This essay is set in Tikal National Park, in Guatemala.

I spent forty dollars to stay in a cabin edging the rainforest.  Armed with water and a spray bottle of Skin So Soft, I crept out an hour before dawn and flashlighted my way thorough screaming monkeys to the top of a pyramid.  It was an easy climb. I sat alone atop an ancient structure eating oranges and watching toucans fly from horizon to horizon as the sun rose. I watched a family of monkeys clean each other. When other people began to arrive, I climbed down and headed into the tangle of green where ants carried leaves several times their size.  Everywhere was wonder.  

Image by Garin Fons.

Image by Garin Fons.

I found a tree with roots a sundialed octopus skirt of wiggling fingers reaching ten feet in the dirt. Its irresistible trunk was thick and polished smoothed by years of slapping hands. Over my head the branches wove and spread as if they too were roots holding up a second world which, having just been high and gazing down at the canopy, I recognized as truth disguised as illusion.

Something blue scurried above me and I followed it. There were so many things to see and watch and follow that it is only now, decades later as I write, that I realize I lost that first messenger.  It didn’t feel like losing, it felt like a chain reaction, a Virginia Reel, an endless square dance with enchanting creature after flower after vista after bug. Garden plants I’d known since childhood dwarfed me. Alice would feel at home. And, of course, it kept raining. A put your face in it, open your mouth and dance around in it rain that was warm and pleasant and refreshing and magic.

And then miraculously, like in a dream, I was dry and the mud rose in dust.

I was in a dense part of the forest. An equatorial thicket protecting sleeping beauty.  Impossible to press through. I turned around several times before I realized I was lost.

A familiar state.

I got lost in Boston with a pal who grew up there; I followed the thread of conversation and she followed me. Curtis and I smacked into a wall along the Hudson before we realized we’d left the park. The tide closed in on my love and I; we scaled cliffs and wading through the brambles of midnight Montauk. I always swam too far in the ocean so I knew that sometimes you must accept that the whole of your foreseeable future will be spent swimming. Zen gets you to shore. But this was different.

Tikal is 222 square miles and the dappled light of the forest floor gives no sense of East or West. Not that that would have helped me. I sprayed on more Skin So Soft and looked for the path. Nothing.
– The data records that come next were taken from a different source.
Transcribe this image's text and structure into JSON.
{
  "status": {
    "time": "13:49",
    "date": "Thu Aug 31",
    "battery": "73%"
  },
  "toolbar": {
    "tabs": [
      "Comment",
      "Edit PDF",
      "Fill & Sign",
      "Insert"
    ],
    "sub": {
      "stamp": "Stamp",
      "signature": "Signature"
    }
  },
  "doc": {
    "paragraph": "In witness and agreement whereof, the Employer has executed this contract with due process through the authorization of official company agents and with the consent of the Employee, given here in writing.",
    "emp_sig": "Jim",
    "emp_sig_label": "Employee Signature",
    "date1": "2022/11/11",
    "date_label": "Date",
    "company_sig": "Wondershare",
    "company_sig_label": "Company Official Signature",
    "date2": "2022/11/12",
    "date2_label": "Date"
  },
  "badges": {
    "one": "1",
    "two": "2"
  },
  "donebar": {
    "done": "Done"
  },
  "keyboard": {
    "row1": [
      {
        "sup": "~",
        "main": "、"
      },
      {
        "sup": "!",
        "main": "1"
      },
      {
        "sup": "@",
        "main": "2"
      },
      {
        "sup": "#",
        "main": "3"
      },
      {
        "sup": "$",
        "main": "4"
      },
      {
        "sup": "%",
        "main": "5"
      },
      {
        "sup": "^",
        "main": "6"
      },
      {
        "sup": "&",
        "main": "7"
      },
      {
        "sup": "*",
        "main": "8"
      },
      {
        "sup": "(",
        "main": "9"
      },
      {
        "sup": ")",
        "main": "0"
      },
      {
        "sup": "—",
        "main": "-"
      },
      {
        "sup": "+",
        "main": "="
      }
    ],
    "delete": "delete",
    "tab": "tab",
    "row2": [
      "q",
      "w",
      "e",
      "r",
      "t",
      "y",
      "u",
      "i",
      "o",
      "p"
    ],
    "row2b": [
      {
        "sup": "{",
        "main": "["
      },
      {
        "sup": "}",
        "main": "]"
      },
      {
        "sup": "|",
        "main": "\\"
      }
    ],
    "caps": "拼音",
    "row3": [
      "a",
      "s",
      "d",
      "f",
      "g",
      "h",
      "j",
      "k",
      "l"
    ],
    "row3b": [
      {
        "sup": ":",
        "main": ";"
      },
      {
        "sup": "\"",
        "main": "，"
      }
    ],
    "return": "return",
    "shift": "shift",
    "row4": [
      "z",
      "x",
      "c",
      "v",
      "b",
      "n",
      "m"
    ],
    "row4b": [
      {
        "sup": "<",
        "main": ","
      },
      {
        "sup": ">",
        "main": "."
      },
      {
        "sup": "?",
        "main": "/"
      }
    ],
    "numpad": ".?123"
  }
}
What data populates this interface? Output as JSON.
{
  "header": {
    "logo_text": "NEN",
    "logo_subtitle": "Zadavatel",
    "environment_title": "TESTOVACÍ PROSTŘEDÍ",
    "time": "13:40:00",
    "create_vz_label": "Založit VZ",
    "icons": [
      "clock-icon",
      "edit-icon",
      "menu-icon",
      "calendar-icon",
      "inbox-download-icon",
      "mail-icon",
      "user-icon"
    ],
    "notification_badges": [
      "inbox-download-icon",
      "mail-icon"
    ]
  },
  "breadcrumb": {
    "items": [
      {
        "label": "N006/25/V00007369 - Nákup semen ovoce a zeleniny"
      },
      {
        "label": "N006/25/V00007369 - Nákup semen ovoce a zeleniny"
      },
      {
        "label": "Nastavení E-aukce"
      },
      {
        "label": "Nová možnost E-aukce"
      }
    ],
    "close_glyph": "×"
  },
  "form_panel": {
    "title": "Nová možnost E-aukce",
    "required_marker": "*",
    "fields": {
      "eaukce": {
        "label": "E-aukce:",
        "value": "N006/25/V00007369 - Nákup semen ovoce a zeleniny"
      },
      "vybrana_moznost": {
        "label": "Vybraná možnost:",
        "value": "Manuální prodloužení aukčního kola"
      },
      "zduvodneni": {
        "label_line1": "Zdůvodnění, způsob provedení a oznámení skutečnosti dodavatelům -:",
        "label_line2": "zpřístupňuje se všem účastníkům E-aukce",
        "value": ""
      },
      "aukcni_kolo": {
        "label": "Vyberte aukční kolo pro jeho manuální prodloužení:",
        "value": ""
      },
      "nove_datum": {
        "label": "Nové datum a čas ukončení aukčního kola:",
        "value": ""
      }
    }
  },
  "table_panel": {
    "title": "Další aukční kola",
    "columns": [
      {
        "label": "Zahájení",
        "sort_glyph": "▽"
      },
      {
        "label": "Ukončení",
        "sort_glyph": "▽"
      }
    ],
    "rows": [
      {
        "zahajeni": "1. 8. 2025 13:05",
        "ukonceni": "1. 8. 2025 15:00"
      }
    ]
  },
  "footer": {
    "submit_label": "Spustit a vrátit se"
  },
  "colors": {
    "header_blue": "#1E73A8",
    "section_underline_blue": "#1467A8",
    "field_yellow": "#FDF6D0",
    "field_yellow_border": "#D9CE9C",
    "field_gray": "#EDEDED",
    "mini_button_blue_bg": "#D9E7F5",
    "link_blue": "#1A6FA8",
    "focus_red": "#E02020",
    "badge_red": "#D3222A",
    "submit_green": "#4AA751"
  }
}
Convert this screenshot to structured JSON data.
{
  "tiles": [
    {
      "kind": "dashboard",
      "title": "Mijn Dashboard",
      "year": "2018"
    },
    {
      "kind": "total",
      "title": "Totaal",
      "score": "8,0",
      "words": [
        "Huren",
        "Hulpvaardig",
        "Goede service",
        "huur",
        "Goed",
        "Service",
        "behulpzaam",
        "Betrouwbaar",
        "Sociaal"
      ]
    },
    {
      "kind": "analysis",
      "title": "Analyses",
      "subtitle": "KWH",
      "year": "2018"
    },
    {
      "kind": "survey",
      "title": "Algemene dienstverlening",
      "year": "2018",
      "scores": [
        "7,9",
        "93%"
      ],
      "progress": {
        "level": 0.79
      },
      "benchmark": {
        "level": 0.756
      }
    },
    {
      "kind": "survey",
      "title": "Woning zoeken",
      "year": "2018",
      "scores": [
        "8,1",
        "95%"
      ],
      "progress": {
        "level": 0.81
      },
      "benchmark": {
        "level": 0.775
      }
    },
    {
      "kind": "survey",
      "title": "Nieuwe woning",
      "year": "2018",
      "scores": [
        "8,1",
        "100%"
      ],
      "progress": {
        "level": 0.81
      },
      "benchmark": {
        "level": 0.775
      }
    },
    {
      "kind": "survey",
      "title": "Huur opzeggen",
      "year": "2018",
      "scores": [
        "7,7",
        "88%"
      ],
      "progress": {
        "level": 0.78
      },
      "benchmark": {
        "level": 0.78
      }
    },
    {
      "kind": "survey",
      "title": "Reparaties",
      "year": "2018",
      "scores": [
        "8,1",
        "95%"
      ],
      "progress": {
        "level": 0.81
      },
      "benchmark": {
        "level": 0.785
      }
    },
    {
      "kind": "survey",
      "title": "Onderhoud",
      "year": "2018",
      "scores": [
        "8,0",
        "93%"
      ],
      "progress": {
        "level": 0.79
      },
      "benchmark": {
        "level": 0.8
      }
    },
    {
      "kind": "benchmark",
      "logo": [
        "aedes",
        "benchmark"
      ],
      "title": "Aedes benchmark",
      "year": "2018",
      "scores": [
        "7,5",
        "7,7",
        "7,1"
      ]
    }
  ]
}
I made a conscious choice not to panic. Wearing no watch (and before cellphones) I figured it couldn’t have been that long since I’d seen “the” tree.

I wove vines, sticks and other loose debris around the trunk of the largest tree where I was and then fashioned an arrow from its base and headed off in its pointed direction for twenty songs - some of my own creation, some by Cole Porter. At the twentieth song I turned and headed back to the tree. I made a second arrow pointing a few degrees off and did it again.  I know the complete score of several musicals and have a nice fantasy life as a jazz singer so this was no problem.  By the time I had arrows circling three quarters of my guide tree, I was well into Christmas Carols and Led Zeppelin. And then it happened. “The” tree! I slapped its shiny trunk and danced around. From this wonderful trunk, I repeated my arrow process and found “the” path. This happened quickly because the pressure was off, I knew where I had come from, and “the” tree was close to “the” path.  It grew dark. Screaming monkeys filled the trees once more.  It was amazing and I was invincible. Uh, no.

The guys running my hotel told me about big cats, lost tourists, and the danger (although my singing probably scared predators) I’d been in. I was glad I hadn’t known. After that, I never got lost again! (And, I sell bridges....)

I get lost all the time. Just yesterday in fact. The woods were just starting to turn and there was moss and rocks and the strangest birdsong -- wrens chirping in unison against an owl -- and quite suddenly no path. So. If you are out there and you hear singing, it’s just me finding focus and confidence and the memory of something remarkable to point me home.   

MFC Feeley lives in Tuxedo, NY and attended UC Berkeley and NYU. She has published in The Tishman Review, Mainstreet Rag, WicWas, Plate In The Mirror, The Bees Are Dead, Monkey Star Press and Dialogal. She was a 2016 fellow at the Martha’s Vineyard Institute of Creative Writing and received a scholarship to the 2015 Wesleyan Writers Conference. She has been nominated for Best Small Fictions 2016 and was a 2013 Amazon Breakthrough Novel Award Quarterfinalist. She has been a volunteer judge for Mash Stories and Scholastic. More at MFC Feeley/Facebook.